The digital age of the blog is long dead, buried beneath over the 500 million that exist as 2019 comes to a close. Many museums continue to toil away, crafting thoughtful blog posts that few read. Only recently have cultural institutions turned away from the saturated outlet, recognizing that we are now well into the era of the podcast. The audio platform is proving to be instrumental for museums as they continue to cultivate audiences as well as search for an accessible means to create connections between their collections and our collective humanity.
A podcast is an audio program in a digital format that can be downloaded via an app or platform. Over 70% of audiences usually listen to episodes at home or on their commutes. Podcasts often have loyal followers that religiously download new shows and will overwhelmingly stick around for an entire episode. According to author and podcast producer Hannah Hethmon, podcast listeners are approximately 56% men and 44% women; they are educated and affluent people with a household income of over $75,000. With such an engaged userbase, it is no wonder that podcasts are quickly becoming a powerful tool for museums to make personal connections with audiences.

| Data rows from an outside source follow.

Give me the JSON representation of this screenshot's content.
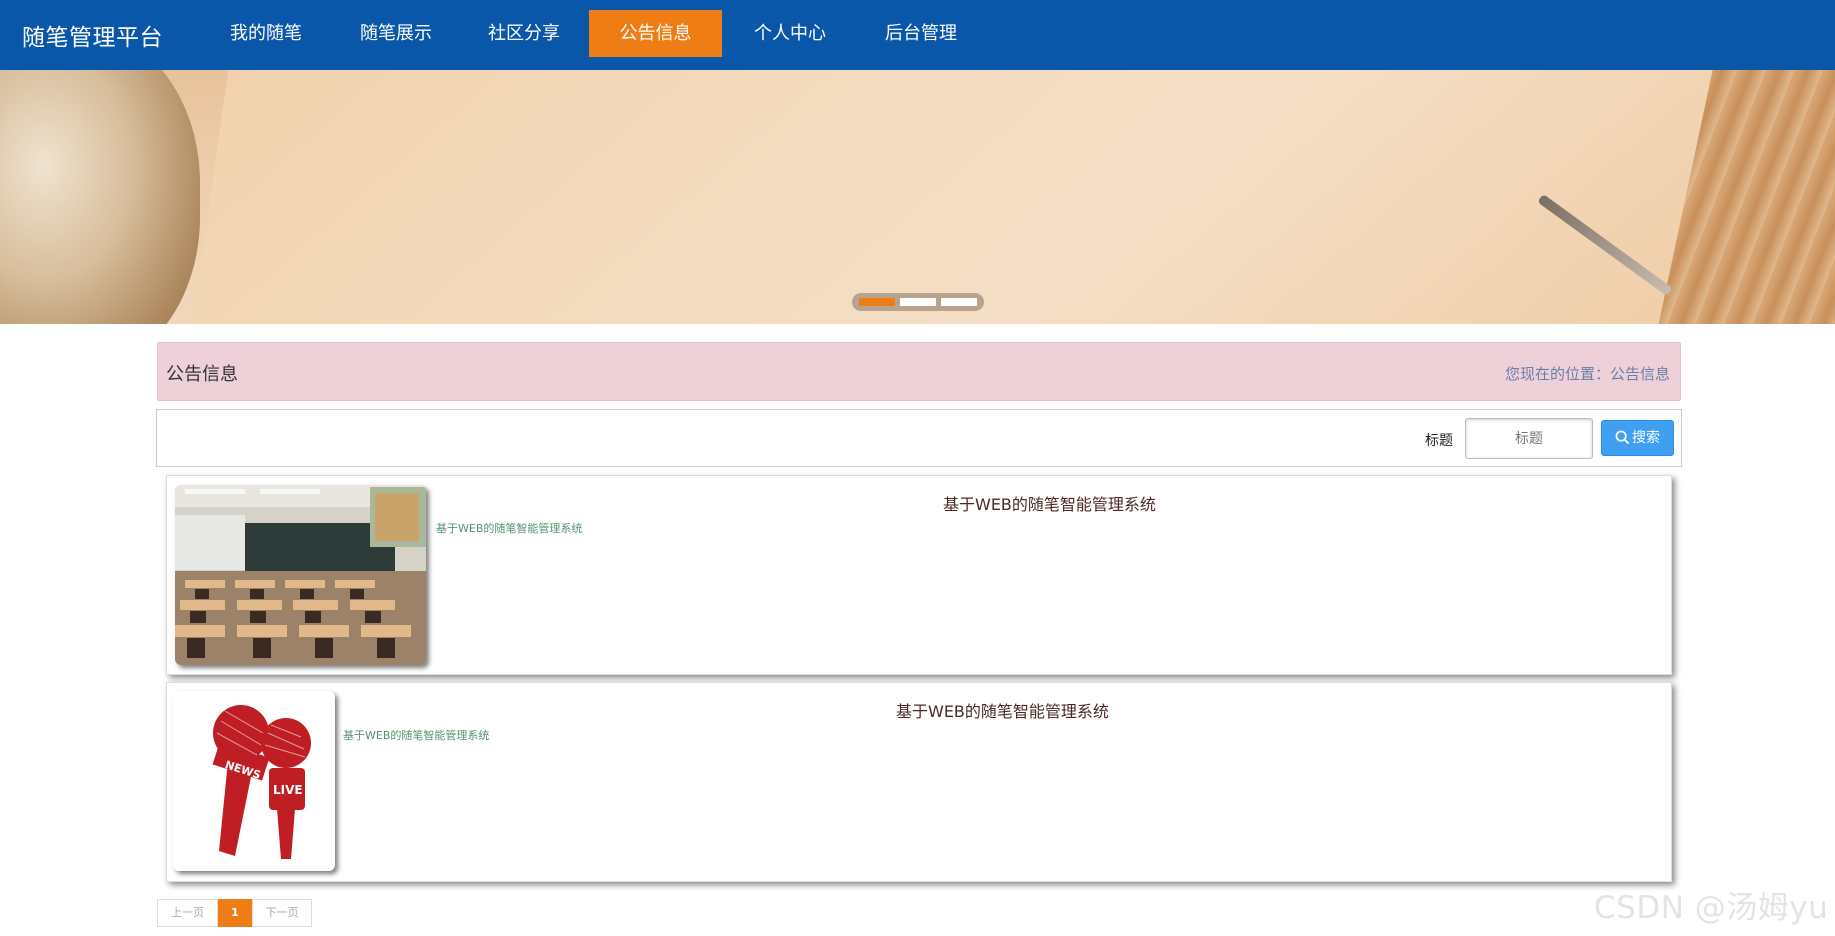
{
  "brand": "随笔管理平台",
  "nav": {
    "items": [
      {
        "label": "我的随笔"
      },
      {
        "label": "随笔展示"
      },
      {
        "label": "社区分享"
      },
      {
        "label": "公告信息"
      },
      {
        "label": "个人中心"
      },
      {
        "label": "后台管理"
      }
    ],
    "active_index": 3
  },
  "banner": {
    "slide_count": 3,
    "active_slide": 0
  },
  "notice_header": {
    "title": "公告信息",
    "location": "您现在的位置：公告信息"
  },
  "search": {
    "label": "标题",
    "placeholder": "标题",
    "button_label": "搜索"
  },
  "notices": [
    {
      "title": "基于WEB的随笔智能管理系统",
      "description": "基于WEB的随笔智能管理系统",
      "image_icon": "classroom-photo"
    },
    {
      "title": "基于WEB的随笔智能管理系统",
      "description": "基于WEB的随笔智能管理系统",
      "image_icon": "news-microphone-icon"
    }
  ],
  "pagination": {
    "prev_label": "上一页",
    "current": "1",
    "next_label": "下一页"
  },
  "watermark": "CSDN @汤姆yu",
  "colors": {
    "nav_bg": "#0a57aa",
    "accent": "#ee7d16",
    "notice_bar_bg": "#eed0d9",
    "search_button": "#3fa0f3"
  }
}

Podcasts allow cultural organizations to have a captive audience outside of the walls of their institutions. They can delve into a backstory of an object, explore a particular collection, or spark dialogue about a current event/topic. Moreover, the creative outlet is flexible in that museums can produce one season or multiple; they can create a new episode weekly or just seasonally. While museums using audio is not novel, the ability for potential visitors to access free and entertaining content that either informs or allows them to join a group of likeminded people is.
Some audio programs offer a more behind the scenes perspective with a talk show or narrative approach. In Hethmon’s Museums in Strange Places podcast, listeners around the globe discover the stories, challenges, and triumphs facing museum professionals in particular countries or states. Museum Confidential, produced by the Philbrook Museum, is another investigative podcast the delves into artists or object histories, as well as conducts timely interviews with individuals working in the field. If this type of insightful content interests you, other podcasts to listen to also include Museopunks, Museum Archipelago, or the Museum People Podcast.
Certain podcasts have a more out-of-the-box approach to storytelling, whether through first-person perspective or artist collaborations. The United States Holocaust Memorial Museum created podcasts that tell the history of the holocaust from survivor interviews through their First Person program. Rather than create a complete podcast from scratch, The Metropolitan Museum’s collaboration with Nate DiMeo’s The Memory Palace podcast proved to be successful and continues to be popular. In 2017, he participated in one of the artists in residence programs in which he simultaneously took a close look at their American Wing collection and offered unique soundscapes for each episode.
Museums face the challenge of creating content that is genuine and that proves art can enhance lives. While podcasts have gained popularity for over a decade, there is still an opportunity for cultural organizations to grow and prosper by using this dynamic avenue. If you are looking to start a podcast for a cultural institution or learning more to launch your own, consider reading Every Museum Needs a Podcast by Hannah Hethmon. In the book, the author delves into all the information one might need to get started. Hethmon also includes a list of equipment required to get started as well as some worksheets to help you think through your podcast idea or the concept for your institution.